* **WORK REQUIRED**
Line for line, return the data exactly, omitting all pictures.

*** Opening of EXTRACTED MATERIAL ***

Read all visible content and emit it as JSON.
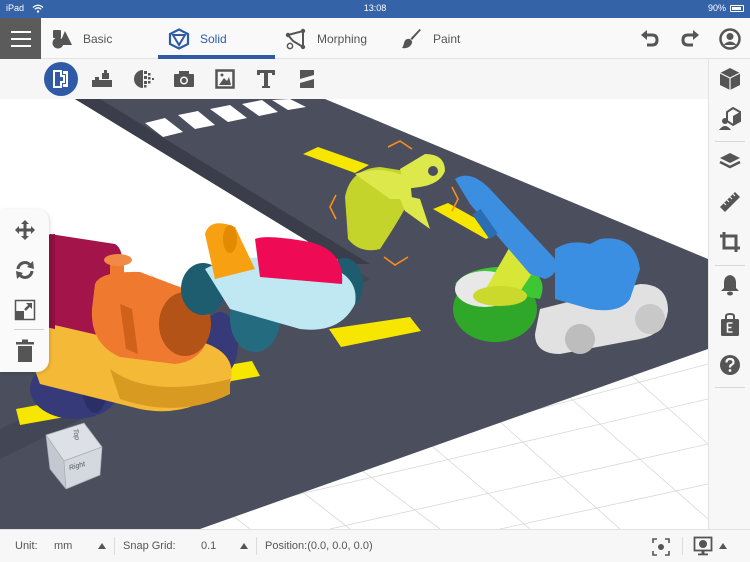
{
  "status_bar": {
    "device": "iPad",
    "time": "13:08",
    "battery": "90%",
    "wifi_icon": "wifi-icon",
    "battery_icon": "battery-icon"
  },
  "top_nav": {
    "menu_icon": "hamburger-menu-icon",
    "tabs": [
      {
        "label": "Basic",
        "icon": "basic-shapes-icon",
        "active": false
      },
      {
        "label": "Solid",
        "icon": "solid-cube-icon",
        "active": true
      },
      {
        "label": "Morphing",
        "icon": "morphing-icon",
        "active": false
      },
      {
        "label": "Paint",
        "icon": "paint-brush-icon",
        "active": false
      }
    ],
    "actions": [
      {
        "name": "undo",
        "icon": "undo-icon"
      },
      {
        "name": "redo",
        "icon": "redo-icon"
      },
      {
        "name": "account",
        "icon": "user-icon"
      }
    ],
    "accent_color": "#2f5ba6"
  },
  "sub_toolbar": {
    "tools": [
      {
        "name": "group",
        "icon": "group-object-icon",
        "active": true
      },
      {
        "name": "blocks",
        "icon": "blocks-icon",
        "active": false
      },
      {
        "name": "pixelate",
        "icon": "pixelate-icon",
        "active": false
      },
      {
        "name": "camera",
        "icon": "camera-icon",
        "active": false
      },
      {
        "name": "image",
        "icon": "image-icon",
        "active": false
      },
      {
        "name": "text",
        "icon": "text-icon",
        "active": false
      },
      {
        "name": "slice",
        "icon": "slice-icon",
        "active": false
      }
    ]
  },
  "right_sidebar": {
    "tools": [
      {
        "name": "object",
        "icon": "cube-icon"
      },
      {
        "name": "import-model",
        "icon": "cube-user-icon"
      },
      {
        "name": "layers",
        "icon": "layers-icon"
      },
      {
        "name": "measure",
        "icon": "ruler-icon"
      },
      {
        "name": "crop",
        "icon": "crop-icon"
      },
      {
        "name": "notifications",
        "icon": "bell-icon"
      },
      {
        "name": "store",
        "icon": "shopping-bag-icon"
      },
      {
        "name": "help",
        "icon": "help-icon"
      }
    ]
  },
  "left_panel": {
    "tools": [
      {
        "name": "move",
        "icon": "move-icon"
      },
      {
        "name": "rotate",
        "icon": "rotate-icon"
      },
      {
        "name": "scale",
        "icon": "scale-icon"
      },
      {
        "name": "delete",
        "icon": "trash-icon"
      }
    ]
  },
  "view_cube": {
    "top_label": "Top",
    "right_label": "Right"
  },
  "scene": {
    "objects": [
      "train",
      "race-car",
      "excavator",
      "road"
    ],
    "selected": "excavator-bucket"
  },
  "bottom_bar": {
    "unit_label": "Unit:",
    "unit_value": "mm",
    "snap_label": "Snap Grid:",
    "snap_value": "0.1",
    "position_text": "Position:(0.0, 0.0, 0.0)",
    "focus_icon": "focus-target-icon",
    "view_mode_icon": "display-mode-icon"
  }
}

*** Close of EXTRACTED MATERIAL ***

* **EXERCISE OUTPUT**
Read all visible content and emit it as JSON.
{
  "status_bar": {
    "device": "iPad",
    "time": "13:08",
    "battery": "90%",
    "wifi_icon": "wifi-icon",
    "battery_icon": "battery-icon"
  },
  "top_nav": {
    "menu_icon": "hamburger-menu-icon",
    "tabs": [
      {
        "label": "Basic",
        "icon": "basic-shapes-icon",
        "active": false
      },
      {
        "label": "Solid",
        "icon": "solid-cube-icon",
        "active": true
      },
      {
        "label": "Morphing",
        "icon": "morphing-icon",
        "active": false
      },
      {
        "label": "Paint",
        "icon": "paint-brush-icon",
        "active": false
      }
    ],
    "actions": [
      {
        "name": "undo",
        "icon": "undo-icon"
      },
      {
        "name": "redo",
        "icon": "redo-icon"
      },
      {
        "name": "account",
        "icon": "user-icon"
      }
    ],
    "accent_color": "#2f5ba6"
  },
  "sub_toolbar": {
    "tools": [
      {
        "name": "group",
        "icon": "group-object-icon",
        "active": true
      },
      {
        "name": "blocks",
        "icon": "blocks-icon",
        "active": false
      },
      {
        "name": "pixelate",
        "icon": "pixelate-icon",
        "active": false
      },
      {
        "name": "camera",
        "icon": "camera-icon",
        "active": false
      },
      {
        "name": "image",
        "icon": "image-icon",
        "active": false
      },
      {
        "name": "text",
        "icon": "text-icon",
        "active": false
      },
      {
        "name": "slice",
        "icon": "slice-icon",
        "active": false
      }
    ]
  },
  "right_sidebar": {
    "tools": [
      {
        "name": "object",
        "icon": "cube-icon"
      },
      {
        "name": "import-model",
        "icon": "cube-user-icon"
      },
      {
        "name": "layers",
        "icon": "layers-icon"
      },
      {
        "name": "measure",
        "icon": "ruler-icon"
      },
      {
        "name": "crop",
        "icon": "crop-icon"
      },
      {
        "name": "notifications",
        "icon": "bell-icon"
      },
      {
        "name": "store",
        "icon": "shopping-bag-icon"
      },
      {
        "name": "help",
        "icon": "help-icon"
      }
    ]
  },
  "left_panel": {
    "tools": [
      {
        "name": "move",
        "icon": "move-icon"
      },
      {
        "name": "rotate",
        "icon": "rotate-icon"
      },
      {
        "name": "scale",
        "icon": "scale-icon"
      },
      {
        "name": "delete",
        "icon": "trash-icon"
      }
    ]
  },
  "view_cube": {
    "top_label": "Top",
    "right_label": "Right"
  },
  "scene": {
    "objects": [
      "train",
      "race-car",
      "excavator",
      "road"
    ],
    "selected": "excavator-bucket"
  },
  "bottom_bar": {
    "unit_label": "Unit:",
    "unit_value": "mm",
    "snap_label": "Snap Grid:",
    "snap_value": "0.1",
    "position_text": "Position:(0.0, 0.0, 0.0)",
    "focus_icon": "focus-target-icon",
    "view_mode_icon": "display-mode-icon"
  }
}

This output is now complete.